Never A Gentleman's Game

By Malcolm Knox

Published by
Hardie Grant Books (UK)
Dudley House, North Suite,
34-35 Southampton Street,


Pages: 440

MRP: £20


Anyone tempted to think that betting and unscrupulous play is a recent scourge on the game should read this meticulously researched book by Malcolm Knox.

The book concentrates on the first Australia and England Tests through to the Great War and portrays the first Australian sides to visit England as mercenaries and, in today's terms, shows how much money the players made from such a tour. It should also be noted that, long before the days of air travel, these tours could be six months in duration and that the players had to forego their businesses. Equally, they were classed as amateurs but their bargaining skills seemed to get harder with each tour.

Malcolm Knox has done a tremendous amount of research and we learn more of legendary players such as Fred Spofforth, "The Demon"; Billy Midwinter, the first player to represent both Australia and England; Billy Murdoch, who eventually settled in Sussex and our very own W.G.Grace is adequately mentioned. Stories of W.G are legion and this book touches upon his enthusiasm to win at all costs and, as one fast bowler described him, "an artful old toad".

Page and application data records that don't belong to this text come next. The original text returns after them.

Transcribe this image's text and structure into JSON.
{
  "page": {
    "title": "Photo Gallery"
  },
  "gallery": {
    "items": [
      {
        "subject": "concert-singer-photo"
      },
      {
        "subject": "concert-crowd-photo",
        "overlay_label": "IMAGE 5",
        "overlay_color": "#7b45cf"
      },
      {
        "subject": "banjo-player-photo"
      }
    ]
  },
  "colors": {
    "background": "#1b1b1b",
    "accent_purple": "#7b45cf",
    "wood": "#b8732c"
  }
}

The channels nowadays available for aggrieved players did not exist in the early days of Test cricket and any disputes were likely to be settled with a pair of fists and there are many such tales. Umpires weren't always welcomed, betting was rife within the crowd and many a game was stopped because of various fracas. The first few Australian tours appeared to be a closed shop and the same faces would appear regularly without much concern given to their age.

Warwick Armstrong's negative bowling is touched upon and showed that a form of leg theory existed well before the infamous Bodyline series. The reader will learn how teams were selected in the early days, the power of the Melbourne Club and how, eventually, sides were selected by a Board: it didn't necessarily make for any harmony, there were player/managers and plenty of ill feeling. It is suggested that not all sides were necessarily representative of the best cricketers in the land.

Knox writes with a good deal of wit and there are many hilarious instances of banter. W.G, once bowled, was told by the bowler to consider not going as there was still one stump standing. Knox has an engaging style and I found this book tremendously interesting and readable.

What becomes clear in this excellent book is that the early cricketers certainly weren't naive on and off the field. From the Australians who loved parties and more dubious off-field activities to W.G's vast fee for touring Australia for a second time many years after his less than harmonious first tour, I would recommend anyone to read this book not only for the less salubrious aspects of these early cricketers but also because we can learn so much about them as cricketers.